**WHAT YOU HAVE TO DO:** Your answer should consist of every line in the records that holds "Penyewa".

**DATA:**
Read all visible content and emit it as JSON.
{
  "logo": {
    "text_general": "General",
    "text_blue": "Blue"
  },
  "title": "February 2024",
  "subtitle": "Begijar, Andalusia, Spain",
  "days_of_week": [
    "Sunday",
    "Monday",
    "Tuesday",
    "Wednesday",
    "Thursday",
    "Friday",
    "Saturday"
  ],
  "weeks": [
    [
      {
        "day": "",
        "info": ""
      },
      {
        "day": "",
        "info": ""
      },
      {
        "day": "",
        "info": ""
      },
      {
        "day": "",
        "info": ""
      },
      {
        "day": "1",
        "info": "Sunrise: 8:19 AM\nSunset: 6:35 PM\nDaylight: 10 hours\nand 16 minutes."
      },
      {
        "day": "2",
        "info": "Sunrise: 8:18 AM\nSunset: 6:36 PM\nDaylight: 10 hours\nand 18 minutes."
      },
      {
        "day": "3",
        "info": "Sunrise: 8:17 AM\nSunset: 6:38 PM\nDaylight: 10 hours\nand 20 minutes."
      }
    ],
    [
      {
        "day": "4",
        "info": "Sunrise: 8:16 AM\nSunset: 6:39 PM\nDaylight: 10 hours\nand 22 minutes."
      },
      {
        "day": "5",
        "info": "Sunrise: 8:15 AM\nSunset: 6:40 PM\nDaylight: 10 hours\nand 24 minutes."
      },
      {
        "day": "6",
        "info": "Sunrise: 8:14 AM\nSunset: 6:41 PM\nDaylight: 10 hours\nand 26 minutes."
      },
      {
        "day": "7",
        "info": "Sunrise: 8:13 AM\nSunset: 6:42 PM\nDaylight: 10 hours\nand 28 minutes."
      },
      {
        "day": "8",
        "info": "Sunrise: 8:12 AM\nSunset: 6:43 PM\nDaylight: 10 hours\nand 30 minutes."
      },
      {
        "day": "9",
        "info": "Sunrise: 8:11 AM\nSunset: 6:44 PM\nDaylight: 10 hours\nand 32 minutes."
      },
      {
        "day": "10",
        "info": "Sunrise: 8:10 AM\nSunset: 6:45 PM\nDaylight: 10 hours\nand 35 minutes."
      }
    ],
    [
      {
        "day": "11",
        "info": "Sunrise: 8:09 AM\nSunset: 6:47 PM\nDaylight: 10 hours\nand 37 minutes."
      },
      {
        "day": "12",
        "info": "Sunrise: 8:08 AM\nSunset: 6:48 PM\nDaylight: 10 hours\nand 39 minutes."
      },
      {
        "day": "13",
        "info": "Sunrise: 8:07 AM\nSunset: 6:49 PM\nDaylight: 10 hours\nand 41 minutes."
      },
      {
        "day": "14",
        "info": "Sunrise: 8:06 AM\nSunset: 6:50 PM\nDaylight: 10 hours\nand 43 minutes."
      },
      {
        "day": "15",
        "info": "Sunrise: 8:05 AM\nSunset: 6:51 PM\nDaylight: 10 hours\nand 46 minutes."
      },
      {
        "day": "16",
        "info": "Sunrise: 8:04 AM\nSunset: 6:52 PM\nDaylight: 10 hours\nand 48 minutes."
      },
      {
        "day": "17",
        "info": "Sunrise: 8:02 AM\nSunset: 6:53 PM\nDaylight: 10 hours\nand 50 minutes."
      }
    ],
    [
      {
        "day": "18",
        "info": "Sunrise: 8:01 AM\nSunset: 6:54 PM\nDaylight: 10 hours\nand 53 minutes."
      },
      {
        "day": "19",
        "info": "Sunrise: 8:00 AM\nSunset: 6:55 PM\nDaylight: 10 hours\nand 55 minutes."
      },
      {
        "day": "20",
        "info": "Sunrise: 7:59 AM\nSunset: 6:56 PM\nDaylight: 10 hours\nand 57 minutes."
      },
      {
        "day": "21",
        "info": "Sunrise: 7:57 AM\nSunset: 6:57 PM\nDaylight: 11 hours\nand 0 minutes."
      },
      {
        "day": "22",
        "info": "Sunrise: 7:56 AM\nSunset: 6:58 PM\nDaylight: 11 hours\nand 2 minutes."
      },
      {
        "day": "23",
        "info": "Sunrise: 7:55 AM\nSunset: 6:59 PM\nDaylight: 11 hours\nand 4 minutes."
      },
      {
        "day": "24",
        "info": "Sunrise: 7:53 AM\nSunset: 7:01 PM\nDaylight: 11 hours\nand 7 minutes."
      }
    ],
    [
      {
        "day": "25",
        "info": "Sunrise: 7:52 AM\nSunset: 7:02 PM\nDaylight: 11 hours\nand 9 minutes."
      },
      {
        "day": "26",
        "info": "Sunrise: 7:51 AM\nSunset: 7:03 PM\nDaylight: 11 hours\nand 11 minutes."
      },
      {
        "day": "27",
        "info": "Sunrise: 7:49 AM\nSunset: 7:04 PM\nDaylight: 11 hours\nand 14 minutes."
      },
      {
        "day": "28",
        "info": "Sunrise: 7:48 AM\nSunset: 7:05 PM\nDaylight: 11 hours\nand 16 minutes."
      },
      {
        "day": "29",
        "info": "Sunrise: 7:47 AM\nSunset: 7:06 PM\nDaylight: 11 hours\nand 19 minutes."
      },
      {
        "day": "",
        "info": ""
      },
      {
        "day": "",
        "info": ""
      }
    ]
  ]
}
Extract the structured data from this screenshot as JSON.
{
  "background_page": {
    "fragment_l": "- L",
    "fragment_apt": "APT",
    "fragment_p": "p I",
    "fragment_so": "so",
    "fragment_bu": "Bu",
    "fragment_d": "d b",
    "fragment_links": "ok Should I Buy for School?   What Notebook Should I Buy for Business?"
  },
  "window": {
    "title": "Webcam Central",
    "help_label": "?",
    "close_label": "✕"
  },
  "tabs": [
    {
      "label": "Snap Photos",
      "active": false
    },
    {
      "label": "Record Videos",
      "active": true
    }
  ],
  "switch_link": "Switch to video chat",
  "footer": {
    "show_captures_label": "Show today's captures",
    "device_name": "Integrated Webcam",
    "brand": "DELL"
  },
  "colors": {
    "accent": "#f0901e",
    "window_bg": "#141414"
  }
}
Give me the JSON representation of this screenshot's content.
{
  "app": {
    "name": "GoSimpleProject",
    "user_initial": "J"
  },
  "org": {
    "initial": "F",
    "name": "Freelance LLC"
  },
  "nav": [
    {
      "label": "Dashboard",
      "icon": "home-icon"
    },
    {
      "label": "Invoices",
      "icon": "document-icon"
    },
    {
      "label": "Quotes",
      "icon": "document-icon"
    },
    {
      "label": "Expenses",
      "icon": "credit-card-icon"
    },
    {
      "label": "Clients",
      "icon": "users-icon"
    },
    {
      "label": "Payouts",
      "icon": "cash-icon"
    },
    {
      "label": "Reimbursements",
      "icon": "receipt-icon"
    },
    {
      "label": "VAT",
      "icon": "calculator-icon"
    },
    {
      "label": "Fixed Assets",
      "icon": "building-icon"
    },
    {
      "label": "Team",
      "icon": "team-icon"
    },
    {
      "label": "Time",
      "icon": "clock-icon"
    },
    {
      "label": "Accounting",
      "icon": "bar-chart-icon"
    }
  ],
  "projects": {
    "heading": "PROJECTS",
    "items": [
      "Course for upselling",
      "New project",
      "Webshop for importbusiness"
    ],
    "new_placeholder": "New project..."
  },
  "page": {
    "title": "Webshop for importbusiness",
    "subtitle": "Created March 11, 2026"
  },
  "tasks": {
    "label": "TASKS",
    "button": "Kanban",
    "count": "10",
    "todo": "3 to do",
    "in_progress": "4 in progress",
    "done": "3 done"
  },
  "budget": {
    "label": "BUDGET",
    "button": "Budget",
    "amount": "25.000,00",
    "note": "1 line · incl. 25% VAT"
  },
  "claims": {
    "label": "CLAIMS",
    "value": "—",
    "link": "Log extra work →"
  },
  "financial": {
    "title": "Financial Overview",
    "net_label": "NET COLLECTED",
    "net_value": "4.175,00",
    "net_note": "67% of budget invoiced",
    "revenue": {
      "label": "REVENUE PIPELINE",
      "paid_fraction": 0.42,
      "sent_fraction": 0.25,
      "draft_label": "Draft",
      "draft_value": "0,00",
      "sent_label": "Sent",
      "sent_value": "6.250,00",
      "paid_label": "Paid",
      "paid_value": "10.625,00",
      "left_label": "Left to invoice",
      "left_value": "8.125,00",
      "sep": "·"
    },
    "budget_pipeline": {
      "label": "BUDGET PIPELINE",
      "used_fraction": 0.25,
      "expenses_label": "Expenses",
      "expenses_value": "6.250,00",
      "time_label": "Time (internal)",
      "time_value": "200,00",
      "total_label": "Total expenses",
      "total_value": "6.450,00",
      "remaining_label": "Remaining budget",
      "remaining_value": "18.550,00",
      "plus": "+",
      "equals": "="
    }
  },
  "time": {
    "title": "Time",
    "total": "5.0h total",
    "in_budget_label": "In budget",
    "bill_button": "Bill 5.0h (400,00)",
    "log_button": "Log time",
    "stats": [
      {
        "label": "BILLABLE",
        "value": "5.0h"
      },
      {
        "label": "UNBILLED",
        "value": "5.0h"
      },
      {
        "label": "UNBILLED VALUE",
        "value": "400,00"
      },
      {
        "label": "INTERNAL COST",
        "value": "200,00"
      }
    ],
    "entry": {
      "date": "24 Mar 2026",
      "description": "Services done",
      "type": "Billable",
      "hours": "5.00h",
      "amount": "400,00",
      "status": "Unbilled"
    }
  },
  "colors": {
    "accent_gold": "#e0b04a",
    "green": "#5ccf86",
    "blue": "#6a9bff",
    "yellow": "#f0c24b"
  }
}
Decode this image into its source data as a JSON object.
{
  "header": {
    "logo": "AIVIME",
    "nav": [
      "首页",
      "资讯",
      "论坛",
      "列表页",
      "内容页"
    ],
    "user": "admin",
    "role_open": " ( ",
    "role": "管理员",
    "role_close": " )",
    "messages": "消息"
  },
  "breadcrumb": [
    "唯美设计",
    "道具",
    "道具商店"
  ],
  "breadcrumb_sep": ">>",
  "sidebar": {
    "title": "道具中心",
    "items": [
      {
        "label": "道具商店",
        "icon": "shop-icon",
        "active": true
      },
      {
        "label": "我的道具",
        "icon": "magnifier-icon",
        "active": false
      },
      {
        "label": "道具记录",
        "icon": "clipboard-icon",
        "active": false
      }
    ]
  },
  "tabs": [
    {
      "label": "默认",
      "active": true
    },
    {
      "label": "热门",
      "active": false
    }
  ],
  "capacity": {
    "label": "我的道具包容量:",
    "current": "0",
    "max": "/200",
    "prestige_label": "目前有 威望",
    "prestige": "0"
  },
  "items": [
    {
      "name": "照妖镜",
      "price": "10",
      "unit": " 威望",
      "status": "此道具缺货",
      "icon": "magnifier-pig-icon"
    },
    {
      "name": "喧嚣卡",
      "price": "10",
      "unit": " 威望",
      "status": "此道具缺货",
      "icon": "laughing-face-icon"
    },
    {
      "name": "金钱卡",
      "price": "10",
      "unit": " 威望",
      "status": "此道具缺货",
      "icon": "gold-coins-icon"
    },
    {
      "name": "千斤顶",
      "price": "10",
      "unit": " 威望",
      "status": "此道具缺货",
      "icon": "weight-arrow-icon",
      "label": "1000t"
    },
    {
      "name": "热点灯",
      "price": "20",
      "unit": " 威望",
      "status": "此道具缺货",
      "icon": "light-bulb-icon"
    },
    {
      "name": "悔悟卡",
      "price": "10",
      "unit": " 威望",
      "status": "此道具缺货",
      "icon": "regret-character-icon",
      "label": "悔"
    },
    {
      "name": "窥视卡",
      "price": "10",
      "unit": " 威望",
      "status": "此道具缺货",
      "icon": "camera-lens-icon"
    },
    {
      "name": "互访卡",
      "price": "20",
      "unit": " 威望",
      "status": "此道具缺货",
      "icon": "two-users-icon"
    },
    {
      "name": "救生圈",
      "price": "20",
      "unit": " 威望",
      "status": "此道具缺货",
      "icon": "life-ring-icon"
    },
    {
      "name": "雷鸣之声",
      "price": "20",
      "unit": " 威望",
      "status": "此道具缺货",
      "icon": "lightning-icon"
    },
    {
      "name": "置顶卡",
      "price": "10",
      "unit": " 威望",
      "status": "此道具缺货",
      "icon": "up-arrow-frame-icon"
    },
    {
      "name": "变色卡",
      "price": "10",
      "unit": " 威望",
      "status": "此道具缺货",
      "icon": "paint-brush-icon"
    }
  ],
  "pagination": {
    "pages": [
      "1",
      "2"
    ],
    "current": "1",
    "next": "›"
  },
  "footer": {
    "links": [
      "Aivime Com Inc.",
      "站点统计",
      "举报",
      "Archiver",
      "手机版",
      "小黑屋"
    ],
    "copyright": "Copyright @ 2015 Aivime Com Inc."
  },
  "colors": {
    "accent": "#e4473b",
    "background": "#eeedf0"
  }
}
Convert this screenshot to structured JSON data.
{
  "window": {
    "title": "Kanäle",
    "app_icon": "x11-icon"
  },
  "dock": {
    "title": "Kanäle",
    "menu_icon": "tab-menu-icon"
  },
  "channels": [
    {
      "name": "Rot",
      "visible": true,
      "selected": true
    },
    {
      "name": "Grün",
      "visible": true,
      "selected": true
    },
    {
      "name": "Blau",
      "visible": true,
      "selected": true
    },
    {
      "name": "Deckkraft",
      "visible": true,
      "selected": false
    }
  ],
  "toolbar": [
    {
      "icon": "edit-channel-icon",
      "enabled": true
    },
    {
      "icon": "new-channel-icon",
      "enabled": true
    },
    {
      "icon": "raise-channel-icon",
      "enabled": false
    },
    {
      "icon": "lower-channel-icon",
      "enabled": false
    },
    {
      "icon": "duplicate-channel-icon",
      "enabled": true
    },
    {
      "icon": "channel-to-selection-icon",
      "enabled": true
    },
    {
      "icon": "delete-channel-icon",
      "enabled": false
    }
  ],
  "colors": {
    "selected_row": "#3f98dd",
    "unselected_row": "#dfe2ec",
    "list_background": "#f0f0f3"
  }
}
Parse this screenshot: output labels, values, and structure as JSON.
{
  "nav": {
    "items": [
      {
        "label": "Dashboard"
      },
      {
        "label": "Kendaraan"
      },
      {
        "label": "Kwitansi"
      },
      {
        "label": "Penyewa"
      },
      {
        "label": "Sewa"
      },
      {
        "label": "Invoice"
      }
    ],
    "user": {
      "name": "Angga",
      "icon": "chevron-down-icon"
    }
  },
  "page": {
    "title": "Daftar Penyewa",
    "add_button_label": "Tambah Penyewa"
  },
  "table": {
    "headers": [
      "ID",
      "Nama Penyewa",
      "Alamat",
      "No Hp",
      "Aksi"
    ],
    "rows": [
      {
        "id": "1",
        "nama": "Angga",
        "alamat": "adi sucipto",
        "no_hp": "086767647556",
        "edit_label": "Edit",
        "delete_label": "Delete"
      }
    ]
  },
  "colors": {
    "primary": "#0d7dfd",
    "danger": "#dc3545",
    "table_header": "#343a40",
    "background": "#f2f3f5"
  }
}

**RESPONSE:**
        "label": "Penyewa"
    "title": "Daftar Penyewa",
    "add_button_label": "Tambah Penyewa"
      "Nama Penyewa",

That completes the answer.